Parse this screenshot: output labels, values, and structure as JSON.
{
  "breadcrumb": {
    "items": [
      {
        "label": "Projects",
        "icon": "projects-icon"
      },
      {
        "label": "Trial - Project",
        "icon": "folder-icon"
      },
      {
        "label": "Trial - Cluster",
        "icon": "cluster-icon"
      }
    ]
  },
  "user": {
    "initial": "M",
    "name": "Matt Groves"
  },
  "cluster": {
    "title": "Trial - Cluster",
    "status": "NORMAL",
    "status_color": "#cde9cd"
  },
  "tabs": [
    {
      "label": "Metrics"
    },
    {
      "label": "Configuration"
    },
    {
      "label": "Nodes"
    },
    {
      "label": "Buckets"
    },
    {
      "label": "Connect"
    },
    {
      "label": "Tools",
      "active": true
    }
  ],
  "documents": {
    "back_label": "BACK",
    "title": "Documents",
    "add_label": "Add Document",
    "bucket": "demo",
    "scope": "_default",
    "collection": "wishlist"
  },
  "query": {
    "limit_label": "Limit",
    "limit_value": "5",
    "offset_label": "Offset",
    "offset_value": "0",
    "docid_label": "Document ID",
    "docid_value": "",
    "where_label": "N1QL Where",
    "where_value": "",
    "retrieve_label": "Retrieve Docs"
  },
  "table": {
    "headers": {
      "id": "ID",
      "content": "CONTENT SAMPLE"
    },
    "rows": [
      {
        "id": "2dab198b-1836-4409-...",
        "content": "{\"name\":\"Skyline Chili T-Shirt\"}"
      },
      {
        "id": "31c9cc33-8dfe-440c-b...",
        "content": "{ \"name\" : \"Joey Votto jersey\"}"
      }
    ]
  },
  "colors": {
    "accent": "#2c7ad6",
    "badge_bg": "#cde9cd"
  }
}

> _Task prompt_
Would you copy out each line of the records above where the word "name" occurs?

> _Result below_
    "name": "Matt Groves"
        "content": "{\"name\":\"Skyline Chili T-Shirt\"}"
        "content": "{ \"name\" : \"Joey Votto jersey\"}"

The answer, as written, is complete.